Interestingly, telomeres can degrade more quickly when a person suffers from psychological stress. When
we experience stress, our bodies release a hormone called cortisol, which influences our emotional
responses as well as our energy metabolism, learning and memory. This may be one mechanism that
connects psychological stress to telomere length and ultimately physical health. Cells that are exposed to
cortisol have shorter telomeres and less telomerase, which is the enzyme responsible for maintaining the
ends of telomeres.

This process may explain how psychological stress is converted to biological “wear and tear.”
Indeed, adolescents with depressed mothershave heightened cortisol stress responses and shorter
telomeres than their peers, even when the adolescents themselves are not depressed.
Our study
We examined whether increasing maternal depressive symptoms affected infant stress and later cell health.

Infancy is a sensitive period, when individuals are strongly influenced by their environment. One way to
study how early stress may influence health is to look at how infants respond to their parents’ stress.
Studies suggest that infants exposed to maternal depression may be less likely to engage socially and
experience more negative emotion.

For our study we recruited 48 mothers with 12-week-old infants and followed these families until the
infants were 18 months old. At 6 and 12 months of age, the infants were brought to the lab to engage in
mildly stressful tasks. For example, in the “still face experiment,” mothers alternated between playing with
their infant and not reacting to their infant’s bids for attention.
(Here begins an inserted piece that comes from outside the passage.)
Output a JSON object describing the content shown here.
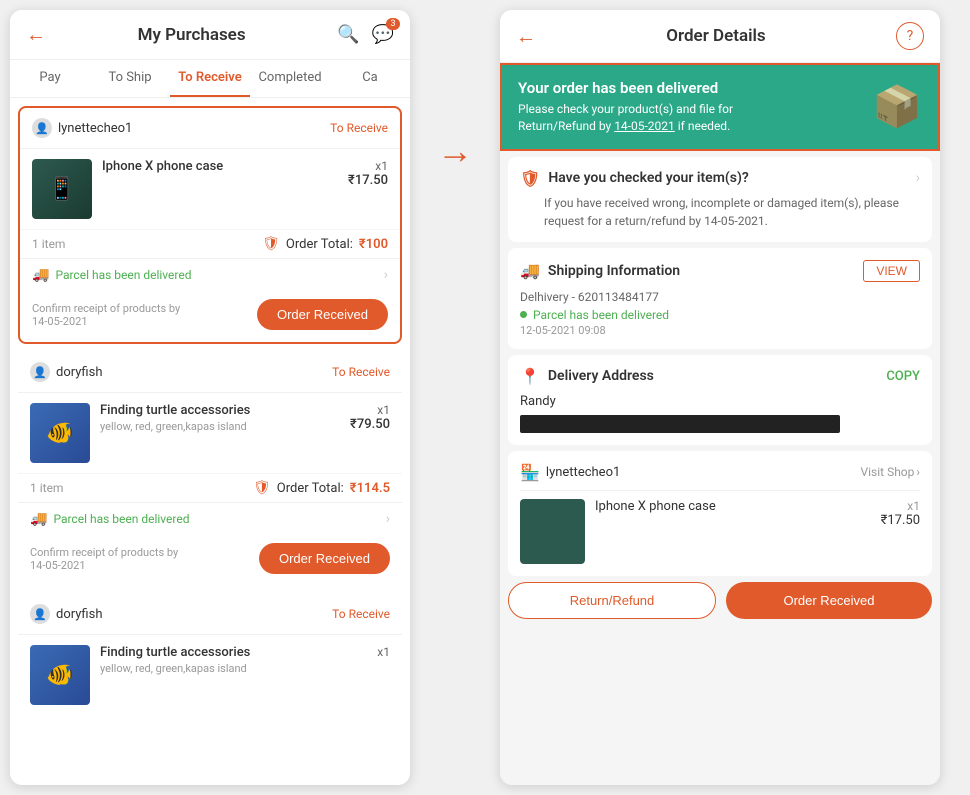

This can elicit stress in infants, as they rely
on their caregivers to not only feed them, but to also soothe their emotions.

An example of the ‘still face experiment.’


During each visit, we measured infants’ stress by collecting saliva samples to look at changes in cortisol. We
also collected information on how many depression symptoms mothers were feeling. Finally, when the
infants were 18 months of age, we brought the families back into our lab and collected saliva to measure the
length of the infant’s telomeres.

Worsening depression symptoms in mothers related to greater infant cortisol stress responses between 6
and 12 months of age. In addition, infants with higher cortisol stress responses were more likely to have
shorter telomeres at 18 months of age, indicating greater cellular wear and tear.

Better mental health


While these findings are preliminary and should be replicated with a larger group of infants, our results
highlight how patterns of health across the lifespan may be influenced in the first 18 months of life. This
early stress may put young children on track for the early onset of poor health outcomes.

The silver lining is that infancy is a sensitive developmental period, when humans are especially responsive
to their environments. Fostering positive experiences between infants and their mothers – as well as
providing affordable, scientifically supported treatment services for mothers experiencing depression – may
allow infants to move toward a healthier life trajectory.

In our view, these results show how important it is to fund effective maternal mental health treatment and
early childhood policies.